WORK REQUIRED:
Please restate the data below word for word, omitting all images.

THE DATA:
....................
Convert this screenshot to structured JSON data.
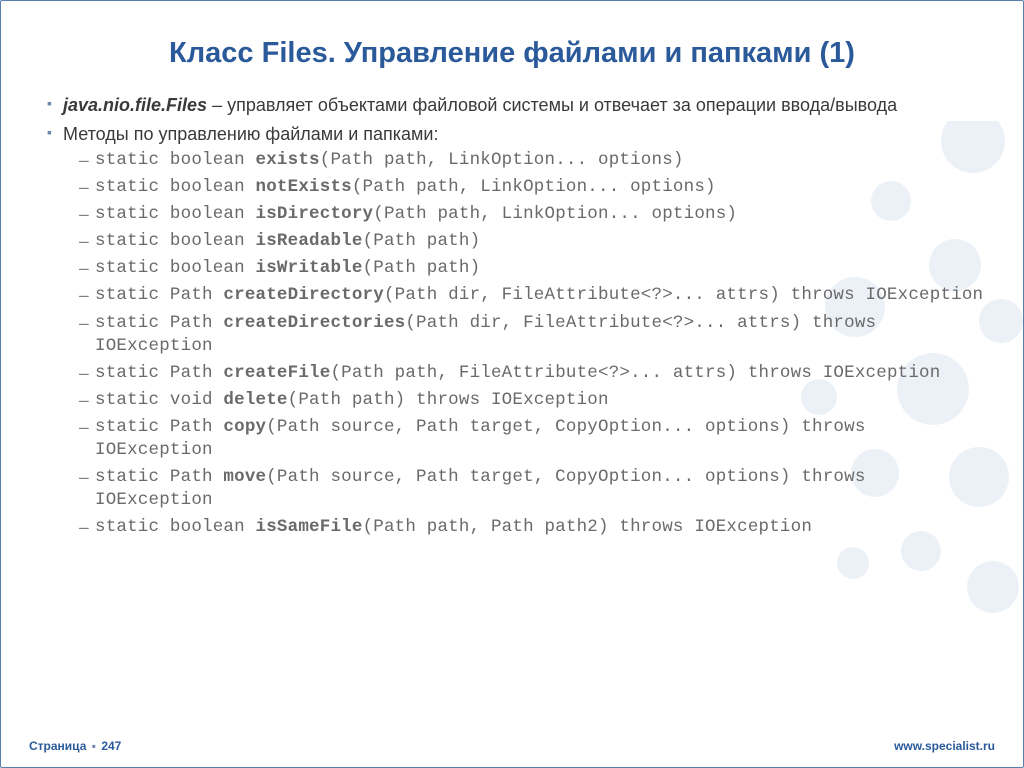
{
  "title": "Класс Files. Управление файлами и папками (1)",
  "bullets": {
    "b1_bold": "java.nio.file.Files",
    "b1_rest": " – управляет объектами файловой системы и отвечает за операции ввода/вывода",
    "b2": "Методы по управлению файлами и папками:"
  },
  "methods": [
    {
      "pre": "static boolean ",
      "name": "exists",
      "post": "(Path path, LinkOption... options)"
    },
    {
      "pre": "static boolean ",
      "name": "notExists",
      "post": "(Path path, LinkOption... options)"
    },
    {
      "pre": "static boolean ",
      "name": "isDirectory",
      "post": "(Path path, LinkOption... options)"
    },
    {
      "pre": "static boolean ",
      "name": "isReadable",
      "post": "(Path path)"
    },
    {
      "pre": "static boolean ",
      "name": "isWritable",
      "post": "(Path path)"
    },
    {
      "pre": "static Path ",
      "name": "createDirectory",
      "post": "(Path dir, FileAttribute<?>... attrs) throws IOException"
    },
    {
      "pre": "static Path ",
      "name": "createDirectories",
      "post": "(Path dir, FileAttribute<?>... attrs) throws IOException"
    },
    {
      "pre": "static Path ",
      "name": "createFile",
      "post": "(Path path, FileAttribute<?>... attrs) throws IOException"
    },
    {
      "pre": "static void ",
      "name": "delete",
      "post": "(Path path) throws IOException"
    },
    {
      "pre": "static Path ",
      "name": "copy",
      "post": "(Path source, Path target, CopyOption... options) throws IOException"
    },
    {
      "pre": "static Path ",
      "name": "move",
      "post": "(Path source, Path target, CopyOption... options) throws IOException"
    },
    {
      "pre": "static boolean ",
      "name": "isSameFile",
      "post": "(Path path, Path path2) throws IOException"
    }
  ],
  "footer": {
    "page_label": "Страница",
    "page_num": "247",
    "url": "www.specialist.ru"
  }
}
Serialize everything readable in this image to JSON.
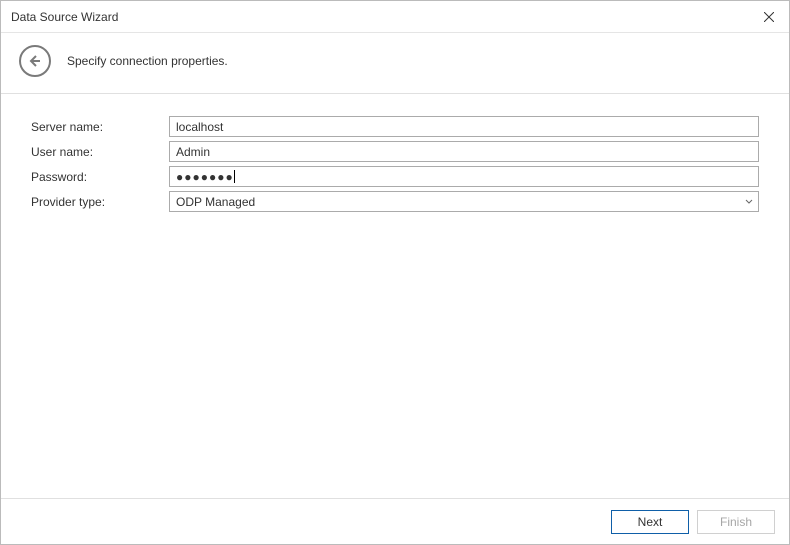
{
  "window": {
    "title": "Data Source Wizard"
  },
  "header": {
    "subtitle": "Specify connection properties."
  },
  "form": {
    "server_name": {
      "label": "Server name:",
      "value": "localhost"
    },
    "user_name": {
      "label": "User name:",
      "value": "Admin"
    },
    "password": {
      "label": "Password:",
      "masked": "●●●●●●●"
    },
    "provider": {
      "label": "Provider type:",
      "selected": "ODP Managed"
    }
  },
  "footer": {
    "next": "Next",
    "finish": "Finish"
  }
}
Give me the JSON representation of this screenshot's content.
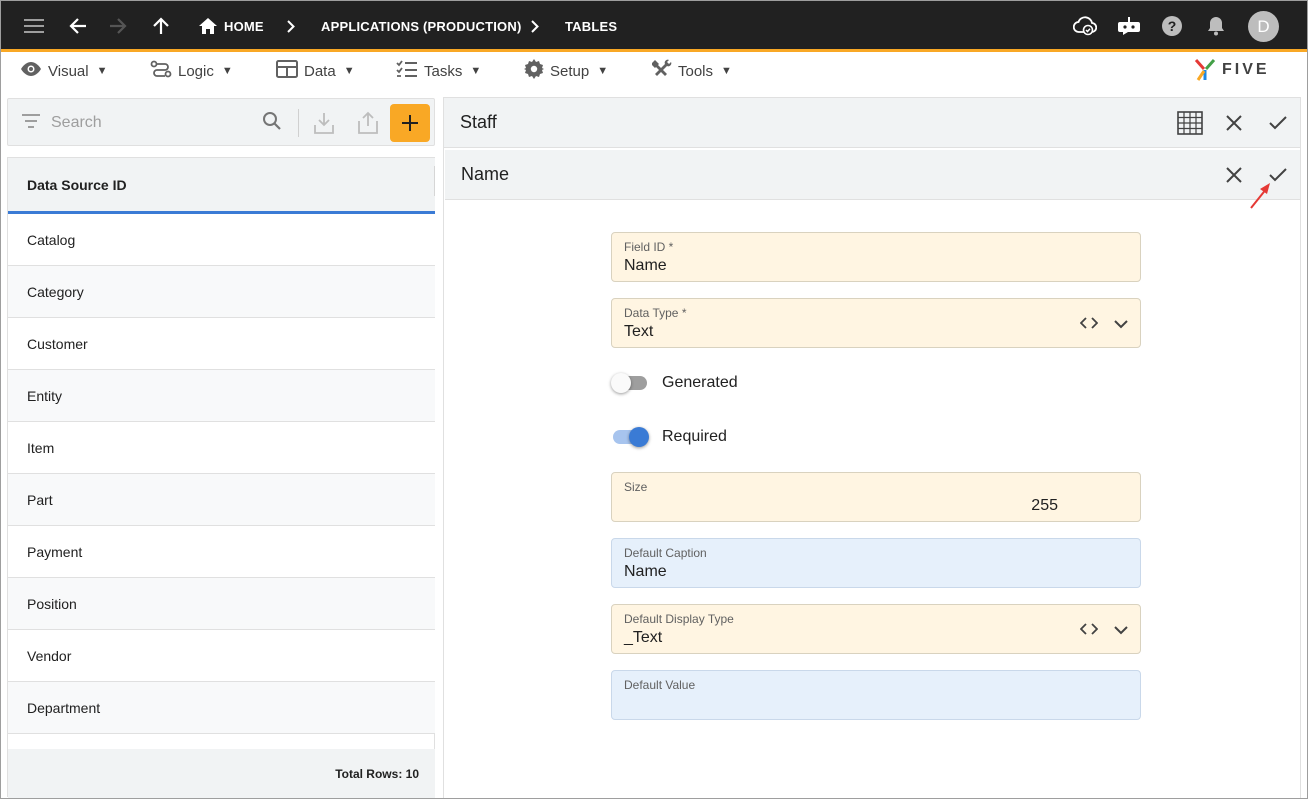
{
  "topbar": {
    "breadcrumbs": [
      "HOME",
      "APPLICATIONS (PRODUCTION)",
      "TABLES"
    ],
    "avatar_initial": "D",
    "icons": [
      "menu-icon",
      "back-arrow-icon",
      "forward-arrow-icon",
      "up-arrow-icon",
      "home-icon",
      "chevron-right-icon",
      "cloud-check-icon",
      "chat-bot-icon",
      "help-icon",
      "bell-icon"
    ]
  },
  "menubar": {
    "items": [
      {
        "label": "Visual",
        "icon": "eye-icon"
      },
      {
        "label": "Logic",
        "icon": "logic-flow-icon"
      },
      {
        "label": "Data",
        "icon": "table-grid-icon"
      },
      {
        "label": "Tasks",
        "icon": "checklist-icon"
      },
      {
        "label": "Setup",
        "icon": "gear-icon"
      },
      {
        "label": "Tools",
        "icon": "tools-icon"
      }
    ],
    "logo_text": "FIVE"
  },
  "search": {
    "placeholder": "Search"
  },
  "list": {
    "header": "Data Source ID",
    "rows": [
      "Catalog",
      "Category",
      "Customer",
      "Entity",
      "Item",
      "Part",
      "Payment",
      "Position",
      "Vendor",
      "Department"
    ],
    "footer": "Total Rows: 10"
  },
  "form": {
    "title": "Staff",
    "subtitle": "Name",
    "fields": {
      "field_id": {
        "label": "Field ID *",
        "value": "Name"
      },
      "data_type": {
        "label": "Data Type *",
        "value": "Text"
      },
      "generated": {
        "label": "Generated",
        "on": false
      },
      "required": {
        "label": "Required",
        "on": true
      },
      "size": {
        "label": "Size",
        "value": "255"
      },
      "default_caption": {
        "label": "Default Caption",
        "value": "Name"
      },
      "default_display_type": {
        "label": "Default Display Type",
        "value": "_Text"
      },
      "default_value": {
        "label": "Default Value",
        "value": ""
      }
    }
  },
  "colors": {
    "topbar_bg": "#212121",
    "accent": "#f9a825",
    "highlight_blue": "#3a7bd5",
    "field_yellow": "#fff5e2",
    "field_blue": "#e6f0fb",
    "annotation_arrow": "#e53935"
  }
}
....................
REPLY TO THE TASK:
Convert this screenshot to structured JSON data.
{
  "title": "Класс Files. Управление файлами и папками (1)",
  "bullets": {
    "b1_bold": "java.nio.file.Files",
    "b1_rest": " – управляет объектами файловой системы и отвечает за операции ввода/вывода",
    "b2": "Методы по управлению файлами и папками:"
  },
  "methods": [
    {
      "pre": "static boolean ",
      "name": "exists",
      "post": "(Path path, LinkOption... options)"
    },
    {
      "pre": "static boolean ",
      "name": "notExists",
      "post": "(Path path, LinkOption... options)"
    },
    {
      "pre": "static boolean ",
      "name": "isDirectory",
      "post": "(Path path, LinkOption... options)"
    },
    {
      "pre": "static boolean ",
      "name": "isReadable",
      "post": "(Path path)"
    },
    {
      "pre": "static boolean ",
      "name": "isWritable",
      "post": "(Path path)"
    },
    {
      "pre": "static Path ",
      "name": "createDirectory",
      "post": "(Path dir, FileAttribute<?>... attrs) throws IOException"
    },
    {
      "pre": "static Path ",
      "name": "createDirectories",
      "post": "(Path dir, FileAttribute<?>... attrs) throws IOException"
    },
    {
      "pre": "static Path ",
      "name": "createFile",
      "post": "(Path path, FileAttribute<?>... attrs) throws IOException"
    },
    {
      "pre": "static void ",
      "name": "delete",
      "post": "(Path path) throws IOException"
    },
    {
      "pre": "static Path ",
      "name": "copy",
      "post": "(Path source, Path target, CopyOption... options) throws IOException"
    },
    {
      "pre": "static Path ",
      "name": "move",
      "post": "(Path source, Path target, CopyOption... options) throws IOException"
    },
    {
      "pre": "static boolean ",
      "name": "isSameFile",
      "post": "(Path path, Path path2) throws IOException"
    }
  ],
  "footer": {
    "page_label": "Страница",
    "page_num": "247",
    "url": "www.specialist.ru"
  }
}
Serialize everything readable in this image to JSON.
{
  "window": {
    "title": "Data Source Wizard"
  },
  "header": {
    "subtitle": "Specify connection properties."
  },
  "form": {
    "server_name": {
      "label": "Server name:",
      "value": "localhost"
    },
    "user_name": {
      "label": "User name:",
      "value": "Admin"
    },
    "password": {
      "label": "Password:",
      "masked": "●●●●●●●"
    },
    "provider": {
      "label": "Provider type:",
      "selected": "ODP Managed"
    }
  },
  "footer": {
    "next": "Next",
    "finish": "Finish"
  }
}
Give me the JSON representation of this screenshot's content.
{
  "topbar": {
    "breadcrumbs": [
      "HOME",
      "APPLICATIONS (PRODUCTION)",
      "TABLES"
    ],
    "avatar_initial": "D",
    "icons": [
      "menu-icon",
      "back-arrow-icon",
      "forward-arrow-icon",
      "up-arrow-icon",
      "home-icon",
      "chevron-right-icon",
      "cloud-check-icon",
      "chat-bot-icon",
      "help-icon",
      "bell-icon"
    ]
  },
  "menubar": {
    "items": [
      {
        "label": "Visual",
        "icon": "eye-icon"
      },
      {
        "label": "Logic",
        "icon": "logic-flow-icon"
      },
      {
        "label": "Data",
        "icon": "table-grid-icon"
      },
      {
        "label": "Tasks",
        "icon": "checklist-icon"
      },
      {
        "label": "Setup",
        "icon": "gear-icon"
      },
      {
        "label": "Tools",
        "icon": "tools-icon"
      }
    ],
    "logo_text": "FIVE"
  },
  "search": {
    "placeholder": "Search"
  },
  "list": {
    "header": "Data Source ID",
    "rows": [
      "Catalog",
      "Category",
      "Customer",
      "Entity",
      "Item",
      "Part",
      "Payment",
      "Position",
      "Vendor",
      "Department"
    ],
    "footer": "Total Rows: 10"
  },
  "form": {
    "title": "Staff",
    "subtitle": "Name",
    "fields": {
      "field_id": {
        "label": "Field ID *",
        "value": "Name"
      },
      "data_type": {
        "label": "Data Type *",
        "value": "Text"
      },
      "generated": {
        "label": "Generated",
        "on": false
      },
      "required": {
        "label": "Required",
        "on": true
      },
      "size": {
        "label": "Size",
        "value": "255"
      },
      "default_caption": {
        "label": "Default Caption",
        "value": "Name"
      },
      "default_display_type": {
        "label": "Default Display Type",
        "value": "_Text"
      },
      "default_value": {
        "label": "Default Value",
        "value": ""
      }
    }
  },
  "colors": {
    "topbar_bg": "#212121",
    "accent": "#f9a825",
    "highlight_blue": "#3a7bd5",
    "field_yellow": "#fff5e2",
    "field_blue": "#e6f0fb",
    "annotation_arrow": "#e53935"
  }
}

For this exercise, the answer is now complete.